The problems don’t stop here, no the rabbit hole goes much deeper. We live in a fast paced world defined, at times, by 140 characters. Our lives move too quickly for war & peace, unless it can be squeezed in between 60 minutes and grey’s anatomy, so we short-hand a lot of stuff including paths in our URLs, such as this:
Yes, it’s March and you have a marketing special ad that you want to link to from your email. Ok, so why didn’t you say so? Sometimes it pays to include the vowels if for no other reason than to avoid triggering Spamassassin’s consonant filter that eagerly checks for any string of consonants with no vowels greater than 7 characters. By the way, the 7 character length is configurable to be 6 or 5 or anything the operator wants it to be. The net-net here is that although the internet is full of gibberish behind the scenes using plain English doesn’t hurt once in a while.

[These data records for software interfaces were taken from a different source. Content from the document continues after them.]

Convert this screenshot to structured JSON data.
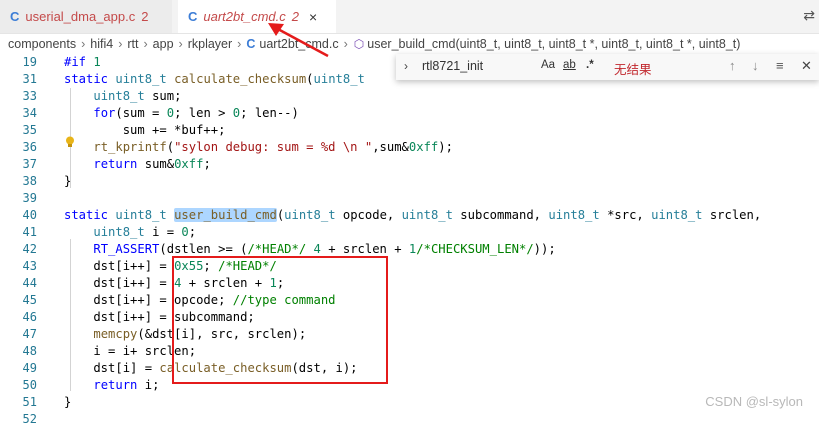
{
  "tabs": [
    {
      "icon": "C",
      "label": "userial_dma_app.c",
      "badge": "2"
    },
    {
      "icon": "C",
      "label": "uart2bt_cmd.c",
      "badge": "2",
      "close": "×"
    }
  ],
  "breadcrumb": {
    "items": [
      "components",
      "hifi4",
      "rtt",
      "app",
      "rkplayer",
      "uart2bt_cmd.c"
    ],
    "symbol": "user_build_cmd(uint8_t, uint8_t, uint8_t *, uint8_t, uint8_t *, uint8_t)"
  },
  "find": {
    "query": "rtl8721_init",
    "opt_case": "Aa",
    "opt_word": "ab",
    "opt_regex": ".*",
    "result": "无结果"
  },
  "lines": [
    {
      "n": "19",
      "code": "#if 1"
    },
    {
      "n": "31",
      "code": "static uint8_t calculate_checksum(uint8_t"
    },
    {
      "n": "33",
      "code": "    uint8_t sum;"
    },
    {
      "n": "34",
      "code": "    for(sum = 0; len > 0; len--)"
    },
    {
      "n": "35",
      "code": "        sum += *buf++;"
    },
    {
      "n": "36",
      "code": "    rt_kprintf(\"sylon debug: sum = %d \\n \",sum&0xff);"
    },
    {
      "n": "37",
      "code": "    return sum&0xff;"
    },
    {
      "n": "38",
      "code": "}"
    },
    {
      "n": "39",
      "code": ""
    },
    {
      "n": "40",
      "code": "static uint8_t user_build_cmd(uint8_t opcode, uint8_t subcommand, uint8_t *src, uint8_t srclen,"
    },
    {
      "n": "41",
      "code": "    uint8_t i = 0;"
    },
    {
      "n": "42",
      "code": "    RT_ASSERT(dstlen >= (/*HEAD*/ 4 + srclen + 1/*CHECKSUM_LEN*/));"
    },
    {
      "n": "43",
      "code": "    dst[i++] = 0x55; /*HEAD*/"
    },
    {
      "n": "44",
      "code": "    dst[i++] = 4 + srclen + 1;"
    },
    {
      "n": "45",
      "code": "    dst[i++] = opcode; //type command"
    },
    {
      "n": "46",
      "code": "    dst[i++] = subcommand;"
    },
    {
      "n": "47",
      "code": "    memcpy(&dst[i], src, srclen);"
    },
    {
      "n": "48",
      "code": "    i = i+ srclen;"
    },
    {
      "n": "49",
      "code": "    dst[i] = calculate_checksum(dst, i);"
    },
    {
      "n": "50",
      "code": "    return i;"
    },
    {
      "n": "51",
      "code": "}"
    },
    {
      "n": "52",
      "code": ""
    }
  ],
  "watermark": "CSDN @sl-sylon",
  "colors": {
    "annotation": "#e41b1b",
    "keyword": "#0000ff",
    "type": "#267f99",
    "number": "#098658",
    "comment": "#008000",
    "string": "#a31515"
  }
}
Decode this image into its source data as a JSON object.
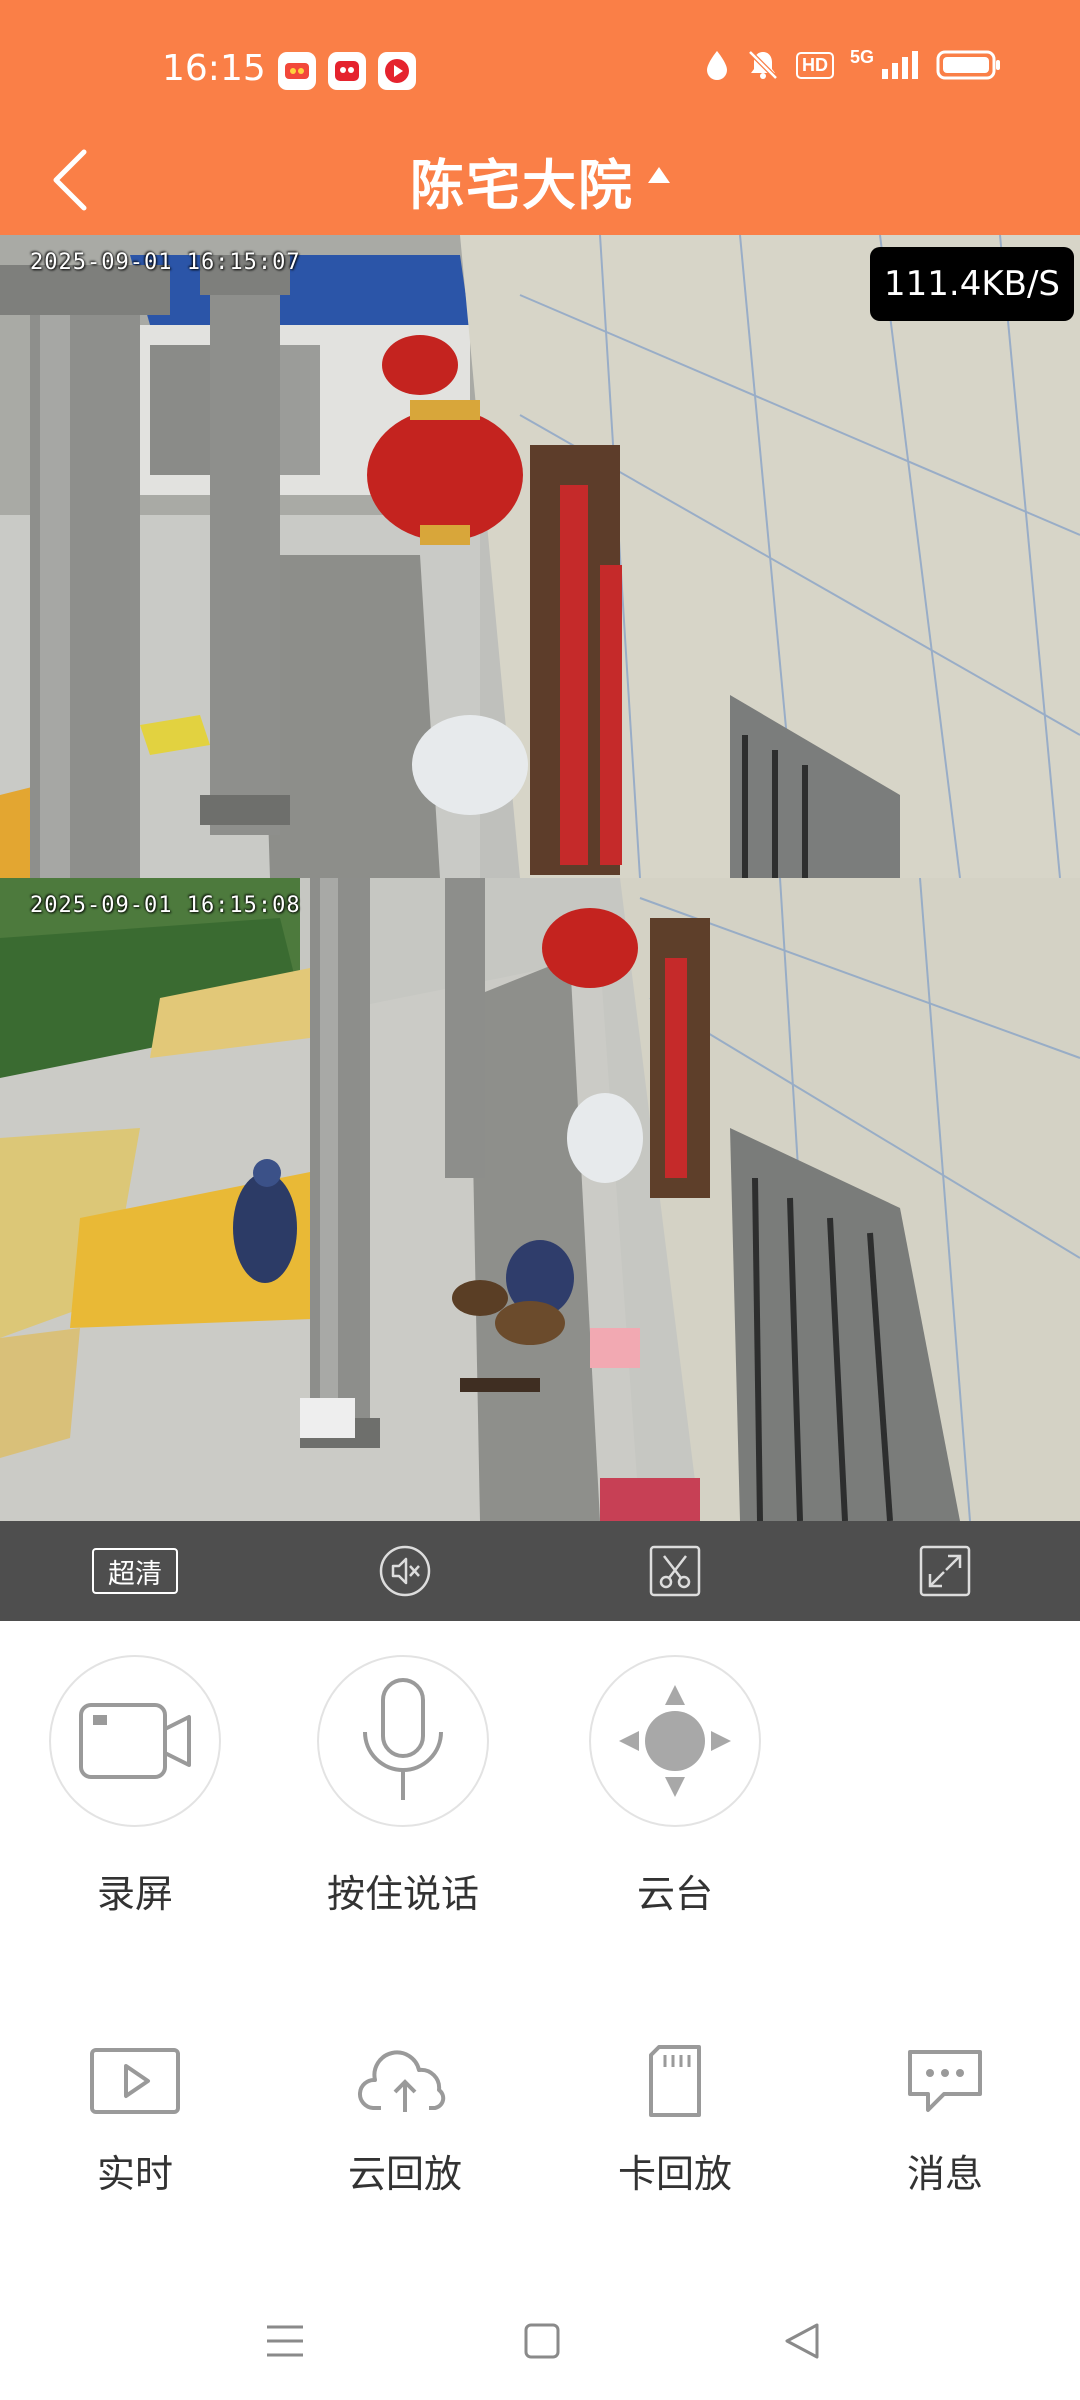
{
  "status_bar": {
    "time": "16:15",
    "network": "5G",
    "hd_badge": "HD"
  },
  "header": {
    "title": "陈宅大院"
  },
  "feeds": [
    {
      "timestamp": "2025-09-01  16:15:07",
      "speed": "111.4KB/S"
    },
    {
      "timestamp": "2025-09-01  16:15:08"
    }
  ],
  "control_bar": {
    "quality_label": "超清"
  },
  "primary_actions": [
    {
      "label": "录屏",
      "icon": "video-camera-icon"
    },
    {
      "label": "按住说话",
      "icon": "microphone-icon"
    },
    {
      "label": "云台",
      "icon": "ptz-direction-icon"
    }
  ],
  "secondary_actions": [
    {
      "label": "实时",
      "icon": "live-play-icon"
    },
    {
      "label": "云回放",
      "icon": "cloud-upload-icon"
    },
    {
      "label": "卡回放",
      "icon": "sd-card-icon"
    },
    {
      "label": "消息",
      "icon": "message-icon"
    }
  ],
  "colors": {
    "header_bg": "#FA7F47",
    "control_bar_bg": "#4E4E4E"
  }
}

One last thing to keep in mind, image paths, or URL paths for that matter, you should always make folder more than 2 characters. There are specific rules that look for 2 character paths, and 3 character paths at times, so an image folder called /img/ or /im/ should be named /image/ to avoid potential unpleasantness.
I know what’s on your mind right now, “will any of this truly condemn me to the spam folder?” Any of this? Hm, possibly not any of this, but in conjunction with the 800 number in your email footer, the dollar signs in your subject line, well you get the picture. To quote Depeche Mode “everything counts in large amounts.” Take control of your content and steer the ship to where it needs to go. These are pretty simple things to avoid and once you get the hang of it, you’ll find you worry less and sleep more.
Director of Deliverability & Messaging
Pivotal Veracity | Unica